| Data for the task |
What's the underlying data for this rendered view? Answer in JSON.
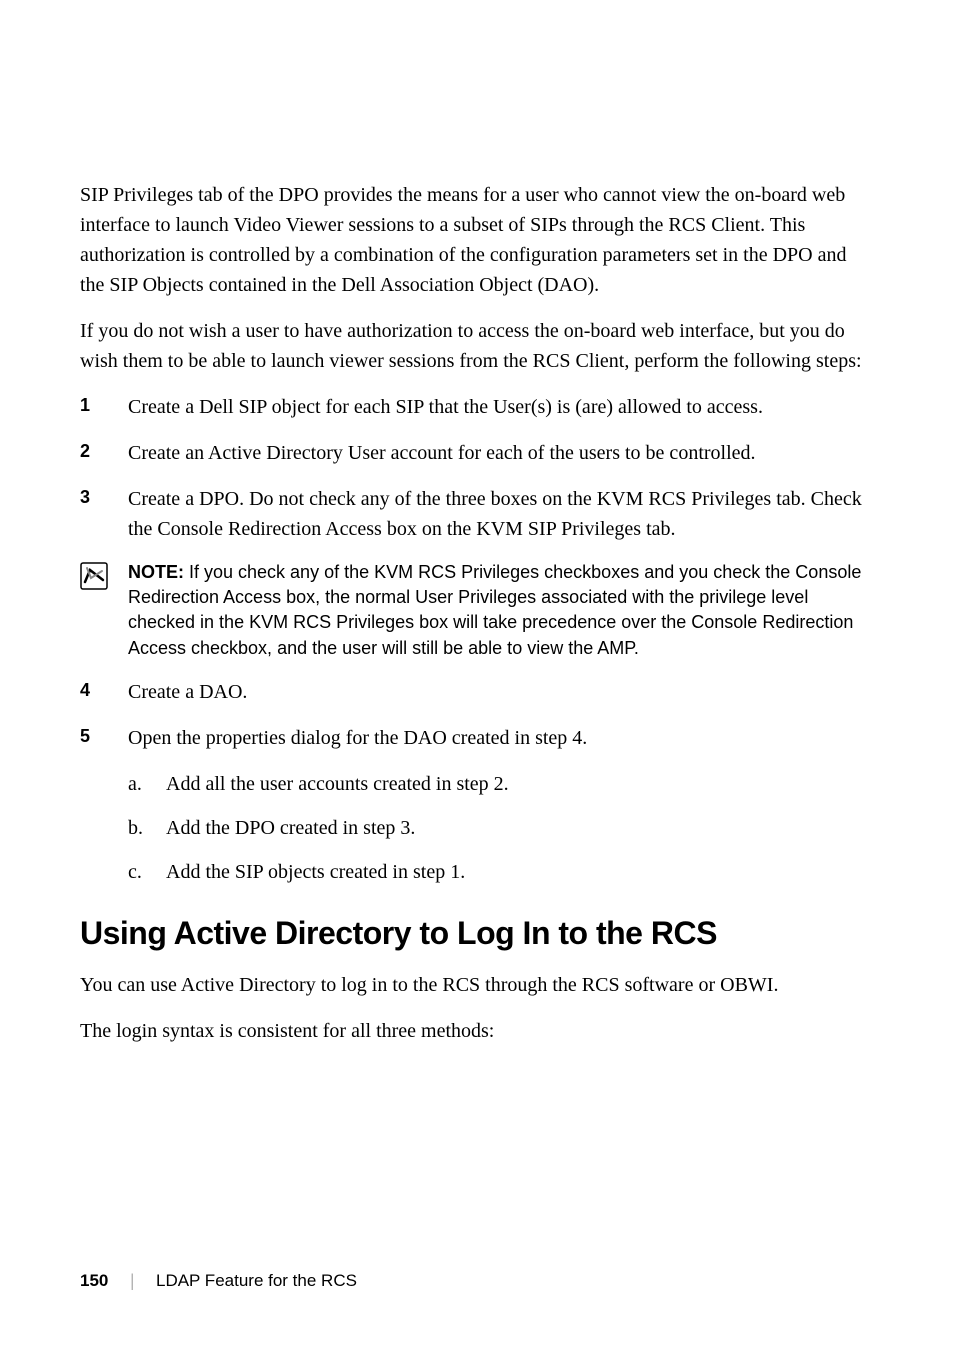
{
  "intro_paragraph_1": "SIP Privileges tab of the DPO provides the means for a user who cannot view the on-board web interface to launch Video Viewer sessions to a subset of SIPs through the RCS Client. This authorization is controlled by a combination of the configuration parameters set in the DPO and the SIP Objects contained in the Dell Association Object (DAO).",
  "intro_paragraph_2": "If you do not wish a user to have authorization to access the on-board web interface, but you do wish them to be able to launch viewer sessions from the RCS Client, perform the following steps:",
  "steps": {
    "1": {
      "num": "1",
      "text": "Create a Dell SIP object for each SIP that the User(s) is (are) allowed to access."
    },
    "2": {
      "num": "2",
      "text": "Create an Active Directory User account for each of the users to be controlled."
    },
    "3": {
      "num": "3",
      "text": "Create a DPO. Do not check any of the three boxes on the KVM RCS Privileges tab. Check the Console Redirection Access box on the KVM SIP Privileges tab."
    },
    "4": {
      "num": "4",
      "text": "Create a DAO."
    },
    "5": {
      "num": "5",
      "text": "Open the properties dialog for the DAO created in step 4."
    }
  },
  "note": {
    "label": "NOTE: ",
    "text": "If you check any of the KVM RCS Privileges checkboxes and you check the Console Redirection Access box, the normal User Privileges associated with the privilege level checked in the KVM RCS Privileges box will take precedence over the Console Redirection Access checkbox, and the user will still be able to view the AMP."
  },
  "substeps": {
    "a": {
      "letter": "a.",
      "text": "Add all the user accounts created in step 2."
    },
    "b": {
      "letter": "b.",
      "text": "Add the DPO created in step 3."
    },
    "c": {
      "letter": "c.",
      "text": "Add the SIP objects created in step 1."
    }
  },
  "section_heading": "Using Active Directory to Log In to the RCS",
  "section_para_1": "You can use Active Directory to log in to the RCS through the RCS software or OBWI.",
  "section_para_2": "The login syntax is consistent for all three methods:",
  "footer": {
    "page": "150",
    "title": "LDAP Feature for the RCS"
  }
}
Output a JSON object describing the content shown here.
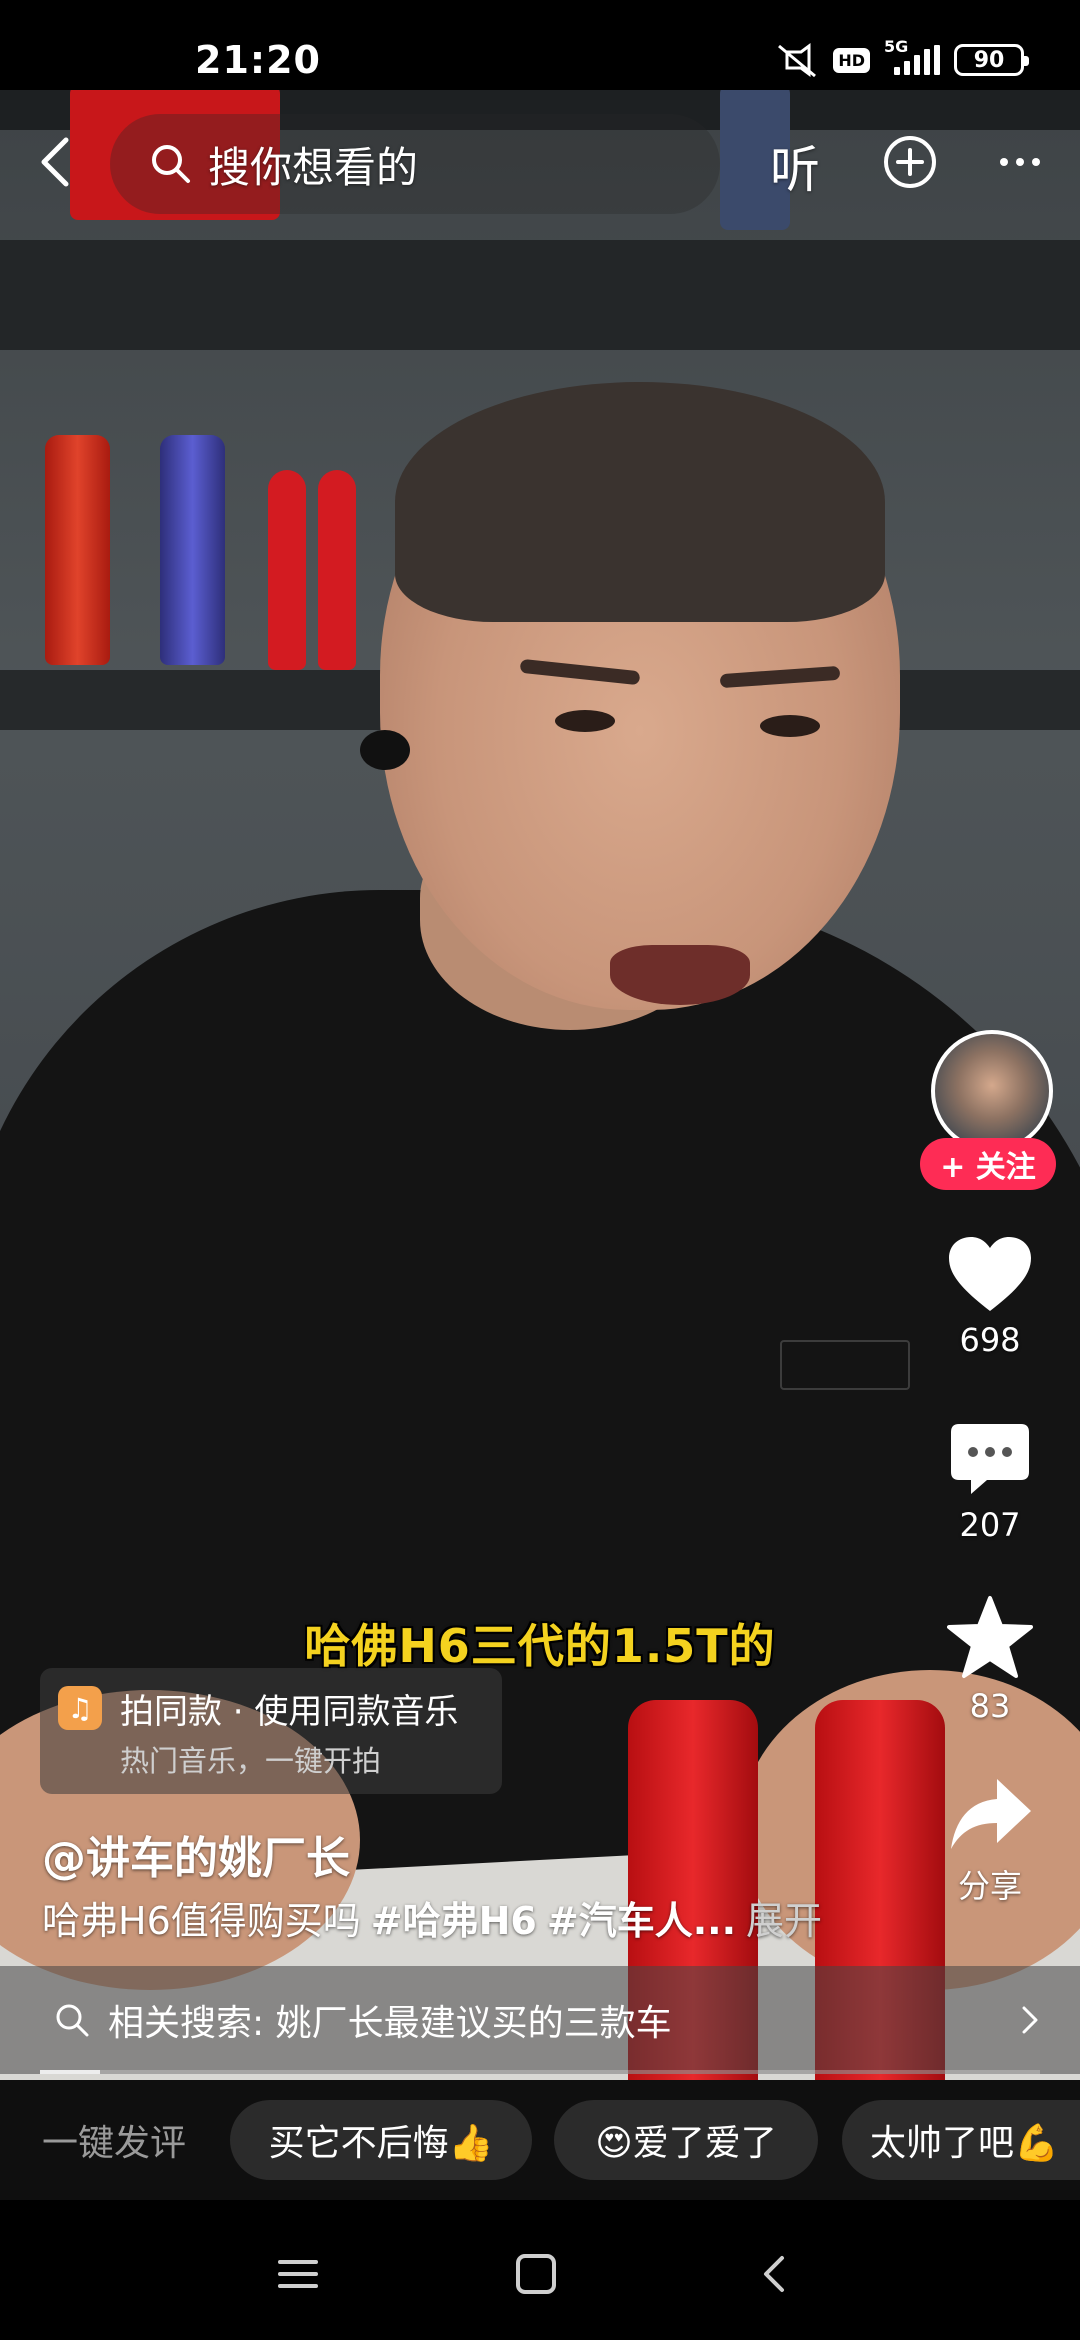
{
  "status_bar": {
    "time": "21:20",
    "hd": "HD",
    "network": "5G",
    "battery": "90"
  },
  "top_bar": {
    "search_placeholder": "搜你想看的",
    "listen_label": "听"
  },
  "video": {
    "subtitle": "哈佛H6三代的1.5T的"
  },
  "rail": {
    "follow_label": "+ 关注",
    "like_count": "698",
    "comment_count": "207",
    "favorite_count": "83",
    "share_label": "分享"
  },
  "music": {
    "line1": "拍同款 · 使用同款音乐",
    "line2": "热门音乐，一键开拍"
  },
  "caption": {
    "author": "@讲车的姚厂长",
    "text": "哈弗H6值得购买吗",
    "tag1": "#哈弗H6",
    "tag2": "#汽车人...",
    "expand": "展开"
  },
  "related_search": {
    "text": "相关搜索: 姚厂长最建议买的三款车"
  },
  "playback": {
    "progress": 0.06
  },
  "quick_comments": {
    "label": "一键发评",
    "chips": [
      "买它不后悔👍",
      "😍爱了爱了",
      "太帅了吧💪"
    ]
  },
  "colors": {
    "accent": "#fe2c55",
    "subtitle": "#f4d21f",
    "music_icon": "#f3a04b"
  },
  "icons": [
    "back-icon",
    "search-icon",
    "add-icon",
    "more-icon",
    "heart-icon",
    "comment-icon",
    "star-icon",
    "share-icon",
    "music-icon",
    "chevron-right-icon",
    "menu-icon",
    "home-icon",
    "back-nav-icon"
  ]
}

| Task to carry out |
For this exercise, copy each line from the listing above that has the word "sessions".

| Problem solution |
  "intro_paragraph_1": "SIP Privileges tab of the DPO provides the means for a user who cannot view the on-board web interface to launch Video Viewer sessions to a subset of SIPs through the RCS Client. This authorization is controlled by a combination of the configuration parameters set in the DPO and the SIP Objects contained in the Dell Association Object (DAO).",
  "intro_paragraph_2": "If you do not wish a user to have authorization to access the on-board web interface, but you do wish them to be able to launch viewer sessions from the RCS Client, perform the following steps:",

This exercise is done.